Chapter 14
Progress vs. Regress Theme Icon
Blackness, Origins, and Home Theme Icon
Criminality, Authority, and the Law Theme Icon
Gender, Sex, and Hypersexualization Theme Icon
...of them moved to an affluent black neighborhood named the Dons, ten miles north of Dickens. Before they broke up, Marpessa and the narrator would dream of moving there together. After... (full context)
Chapter 17
Progress vs. Regress Theme Icon
Blackness, Origins, and Home Theme Icon
Gender, Sex, and Hypersexualization Theme Icon
Marpessa points out that people didn’t really love Dickens even when it existed. The narrator then realizes that it was Marpessa who threw the... (full context)
Chapter 19
Blackness, Origins, and Home Theme Icon
Stereotypes and Absurdity Theme Icon
After one of the Intellectuals calls Dickens a “hellhole,” King Cuz leaps to the city’s defense.
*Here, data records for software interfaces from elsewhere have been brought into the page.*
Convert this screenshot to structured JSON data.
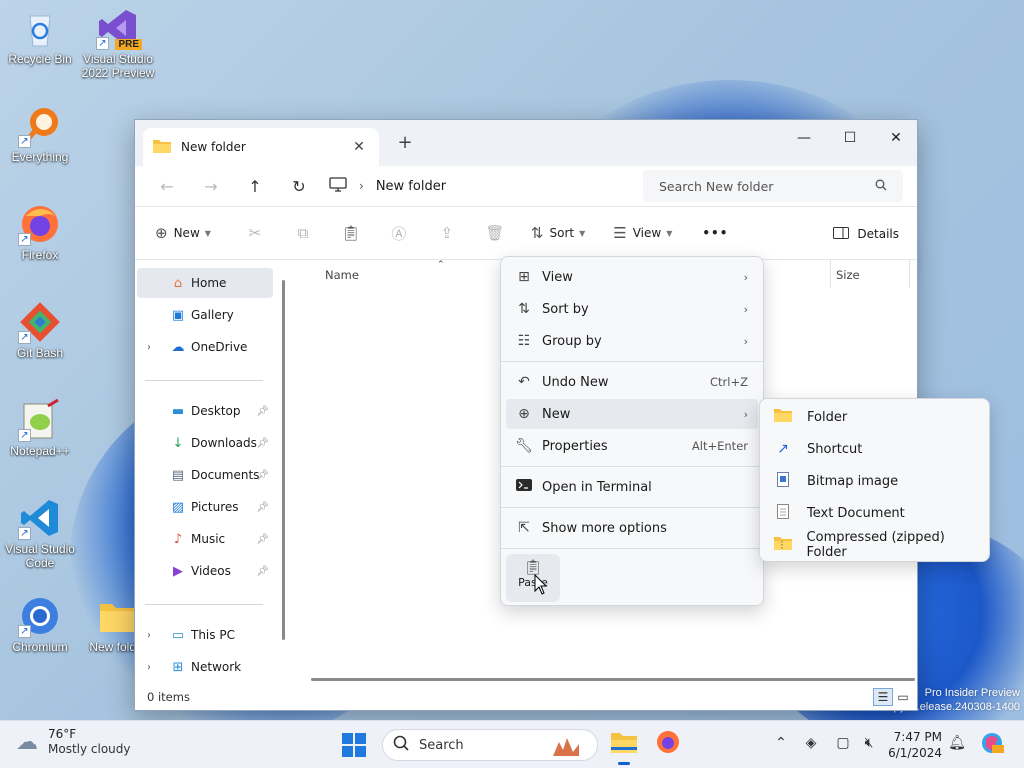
{
  "desktop": {
    "icons": [
      {
        "label": "Recycle Bin"
      },
      {
        "label": "Visual Studio 2022 Preview",
        "badge": "PRE"
      },
      {
        "label": "Everything"
      },
      {
        "label": "Firefox"
      },
      {
        "label": "Git Bash"
      },
      {
        "label": "Notepad++"
      },
      {
        "label": "Visual Studio Code"
      },
      {
        "label": "Chromium"
      },
      {
        "label": "New folder"
      }
    ],
    "watermark": {
      "line1": "Pro Insider Preview",
      "line2": "Evaluation copy. ...elease.240308-1400"
    }
  },
  "window": {
    "tab": {
      "title": "New folder",
      "close": "✕"
    },
    "new_tab": "+",
    "controls": {
      "minimize": "—",
      "maximize": "☐",
      "close": "✕"
    },
    "address": {
      "path": "New folder"
    },
    "search": {
      "placeholder": "Search New folder"
    },
    "commands": {
      "new": "New",
      "sort": "Sort",
      "view": "View",
      "more": "•••",
      "details": "Details"
    },
    "nav": {
      "home": "Home",
      "gallery": "Gallery",
      "onedrive": "OneDrive",
      "desktop": "Desktop",
      "downloads": "Downloads",
      "documents": "Documents",
      "pictures": "Pictures",
      "music": "Music",
      "videos": "Videos",
      "thispc": "This PC",
      "network": "Network"
    },
    "columns": {
      "name": "Name",
      "size": "Size"
    },
    "status": {
      "items": "0 items"
    }
  },
  "context_menu": {
    "items": [
      {
        "label": "View",
        "icon": "grid-icon"
      },
      {
        "label": "Sort by",
        "icon": "sort-icon"
      },
      {
        "label": "Group by",
        "icon": "list-icon"
      },
      {
        "label": "Undo New",
        "icon": "undo-icon",
        "shortcut": "Ctrl+Z"
      },
      {
        "label": "New",
        "icon": "plus-circle-icon"
      },
      {
        "label": "Properties",
        "icon": "wrench-icon",
        "shortcut": "Alt+Enter"
      },
      {
        "label": "Open in Terminal",
        "icon": "terminal-icon"
      },
      {
        "label": "Show more options",
        "icon": "share-icon"
      }
    ],
    "paste": "Paste"
  },
  "submenu_new": {
    "items": [
      {
        "label": "Folder",
        "icon": "folder-icon"
      },
      {
        "label": "Shortcut",
        "icon": "shortcut-icon"
      },
      {
        "label": "Bitmap image",
        "icon": "bitmap-icon"
      },
      {
        "label": "Text Document",
        "icon": "text-document-icon"
      },
      {
        "label": "Compressed (zipped) Folder",
        "icon": "zip-folder-icon"
      }
    ]
  },
  "taskbar": {
    "weather": {
      "temp": "76°F",
      "condition": "Mostly cloudy"
    },
    "search": "Search",
    "clock": {
      "time": "7:47 PM",
      "date": "6/1/2024"
    }
  },
  "colors": {
    "accent": "#0a60d0",
    "folder": "#f5c242",
    "window_bg": "#ffffff",
    "menu_bg": "#f7f8fa"
  }
}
The narrator is surprised to hear... (full context)
Progress vs. Regress Theme Icon
Blackness, Origins, and Home Theme Icon
...rides off, annoyed. He realizes that even if he does achieve his goal of bringing Dickens back, no one will greet the news with “fanfare or fireworks.” He realizes that the... (full context)
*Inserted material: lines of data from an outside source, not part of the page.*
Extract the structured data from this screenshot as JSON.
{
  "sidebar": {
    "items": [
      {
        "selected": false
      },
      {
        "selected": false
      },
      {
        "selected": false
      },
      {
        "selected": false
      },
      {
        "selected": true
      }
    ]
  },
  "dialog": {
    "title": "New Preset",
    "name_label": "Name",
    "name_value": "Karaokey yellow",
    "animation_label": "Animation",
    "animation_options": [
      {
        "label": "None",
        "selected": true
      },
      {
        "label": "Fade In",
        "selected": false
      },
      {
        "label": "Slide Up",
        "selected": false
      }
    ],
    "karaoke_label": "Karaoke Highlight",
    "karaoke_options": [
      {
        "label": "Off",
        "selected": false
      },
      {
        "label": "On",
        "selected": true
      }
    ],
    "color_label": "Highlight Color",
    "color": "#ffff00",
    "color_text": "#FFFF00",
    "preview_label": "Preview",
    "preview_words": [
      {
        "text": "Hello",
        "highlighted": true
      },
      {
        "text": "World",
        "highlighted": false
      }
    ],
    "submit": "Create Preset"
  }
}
Chapter 20
Progress vs. Regress Theme Icon
Blackness, Origins, and Home Theme Icon
Stereotypes and Absurdity Theme Icon
Criminality, Authority, and the Law Theme Icon
The narrator admits that he secretly found re-segregating Dickens quite fun and “sort of empowering.” He and Hominy would go around town sticking up... (full context)
Chapter 21
Progress vs. Regress Theme Icon
Blackness, Origins, and Home Theme Icon
Criminality, Authority, and the Law Theme Icon
Gender, Sex, and Hypersexualization Theme Icon
...to refer to any neighborhood, in the past, it only meant one place in LA: Dickens. During the confrontation between the gangs, Marpessa tells MC Panache that she is sleeping with... (full context)
Chapter 25
Progress vs. Regress Theme Icon
Blackness, Origins, and Home Theme Icon
Stereotypes and Absurdity Theme Icon
Criminality, Authority, and the Law Theme Icon
Gender, Sex, and Hypersexualization Theme Icon
...Charisma lying on the bed. The TV is on, playing the weather. The announcer includes Dickens in the forecast. Marpessa laughs “maniacally,” and the narrator bursts into tears over the fact... (full context)